The world's first pirate-run Internet service provider has been launched in Sweden.

The Swedish Pirate Party, which made the headlines in May after it stepped in to host file-sharing search engine The Pirate Bay, has now become co-owner of new broadband provider Pirate ISP, which promises subscribers privacy.

Piratepartiet made itself unpopular with record industry bosses when it rescued The Pirate Bay after its previous ISP's owner was threatened with jail. The party has used parliamentary legal immunity to run the site from inside the Swedish Parliament, right under fellow lawmakers' noses.

Explaining the party's launch of the Pirate ISP, the new service provider's CEO, Gustav Nipe, told news site TorrentFreak: "If you see something and you think it's broken you build a patch and fix it. With that as a reference point we are launching an ISP. This is one way to tackle the big brother society."

"The Pirate ISP is needed in different ways," Nipe went on. "One is to compete with other ISPs, let them fight more for our Internet.
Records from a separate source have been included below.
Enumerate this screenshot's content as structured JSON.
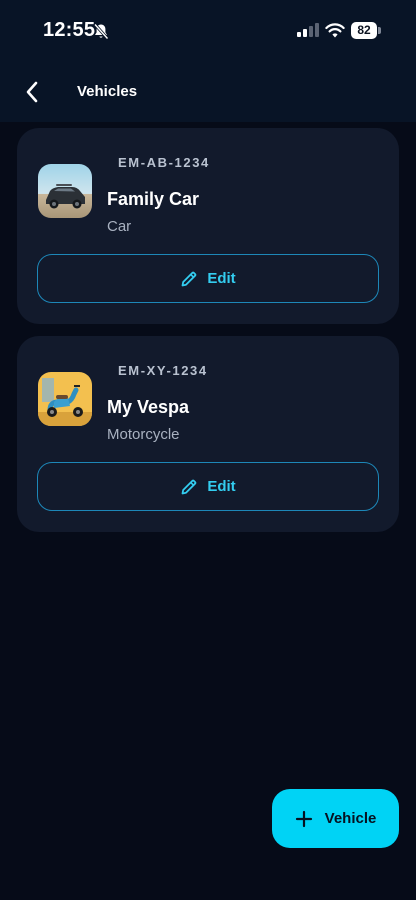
{
  "status_bar": {
    "time": "12:55",
    "battery_level": "82",
    "icons": [
      "bell-slash-icon",
      "cellular-signal-icon",
      "wifi-icon",
      "battery-icon"
    ]
  },
  "header": {
    "title": "Vehicles",
    "back_icon": "chevron-left-icon"
  },
  "vehicles": [
    {
      "plate": "EM-AB-1234",
      "name": "Family Car",
      "type": "Car",
      "edit_label": "Edit",
      "edit_icon": "pencil-icon",
      "thumbnail": "car-photo"
    },
    {
      "plate": "EM-XY-1234",
      "name": "My Vespa",
      "type": "Motorcycle",
      "edit_label": "Edit",
      "edit_icon": "pencil-icon",
      "thumbnail": "scooter-photo"
    }
  ],
  "fab": {
    "label": "Vehicle",
    "icon": "plus-icon"
  },
  "colors": {
    "background": "#060b18",
    "header": "#081426",
    "card": "#121a2c",
    "accent": "#00d3f5",
    "edit_text": "#33cdf0",
    "edit_border": "#1d87b8"
  }
}
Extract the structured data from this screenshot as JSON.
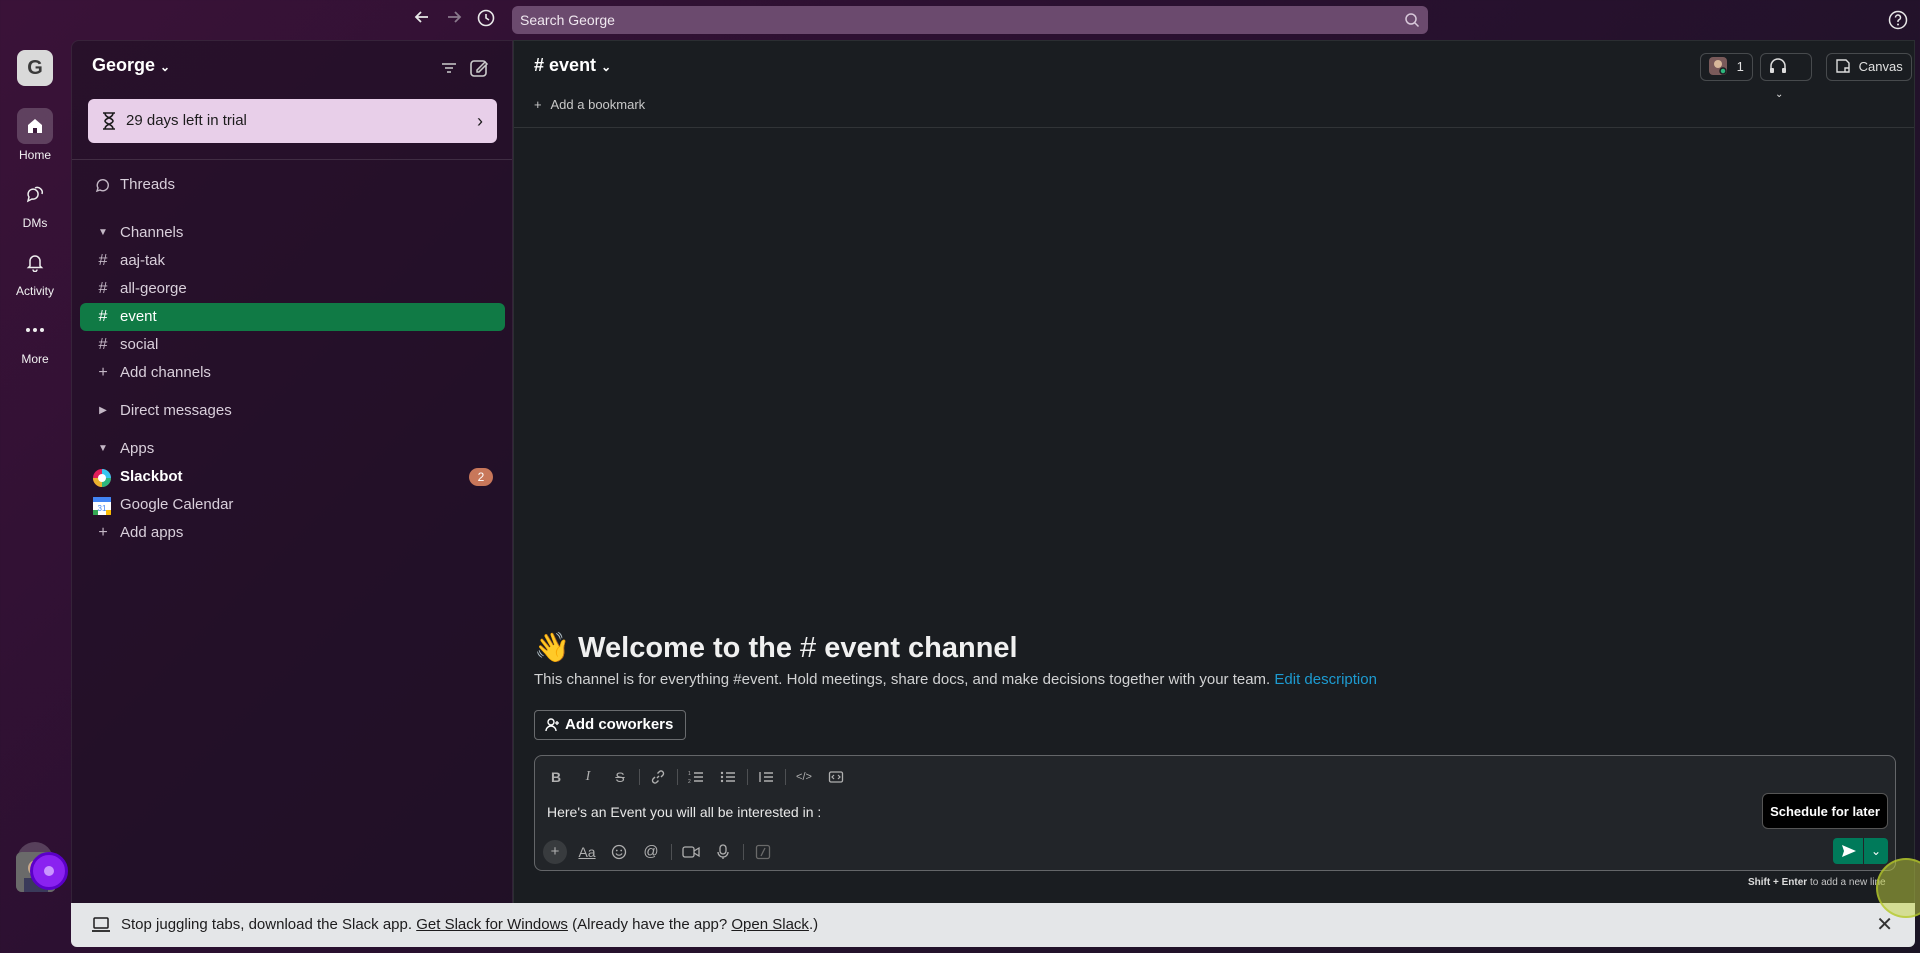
{
  "topbar": {
    "search_placeholder": "Search George"
  },
  "rail": {
    "workspace_initial": "G",
    "items": [
      {
        "label": "Home"
      },
      {
        "label": "DMs"
      },
      {
        "label": "Activity"
      },
      {
        "label": "More"
      }
    ]
  },
  "sidebar": {
    "workspace_name": "George",
    "trial_text": "29 days left in trial",
    "threads": "Threads",
    "channels_header": "Channels",
    "channels": [
      "aaj-tak",
      "all-george",
      "event",
      "social"
    ],
    "add_channels": "Add channels",
    "dm_header": "Direct messages",
    "apps_header": "Apps",
    "apps": [
      {
        "name": "Slackbot",
        "badge": "2"
      },
      {
        "name": "Google Calendar"
      }
    ],
    "add_apps": "Add apps"
  },
  "main": {
    "channel_title": "event",
    "huddle_count": "1",
    "canvas_label": "Canvas",
    "add_bookmark": "Add a bookmark",
    "welcome_prefix": "Welcome to the",
    "welcome_channel": "event channel",
    "description": "This channel is for everything #event. Hold meetings, share docs, and make decisions together with your team.",
    "edit_description": "Edit description",
    "add_coworkers": "Add coworkers",
    "composer_text": "Here's an Event you will all be interested in :",
    "tooltip": "Schedule for later",
    "hint_keys": "Shift + Enter",
    "hint_text": "to add a new line"
  },
  "banner": {
    "text": "Stop juggling tabs, download the Slack app.",
    "link1": "Get Slack for Windows",
    "mid": "(Already have the app?",
    "link2": "Open Slack",
    "end": ".)"
  },
  "colors": {
    "active_channel": "#107a45",
    "send_button": "#007a5a",
    "trial_bg": "#e8cfe9",
    "link": "#1d9bd1"
  }
}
If they don't behave there will always be someone else taking their share."

Pirate ISP plans to safeguard subscribers' anonymity using technology from ViaEuropa, creator of the iPredator anonymity service.

Already, the Pirate ISP looks set on a collision course with Swedish authorities, declaring that it will refuse to maintain logs of its users.

The broadband service began yesterday with beta testing by around 100 members of housing association LKF in the city of Lund, and plans to begin rolling out across Sweden by the end of the summer.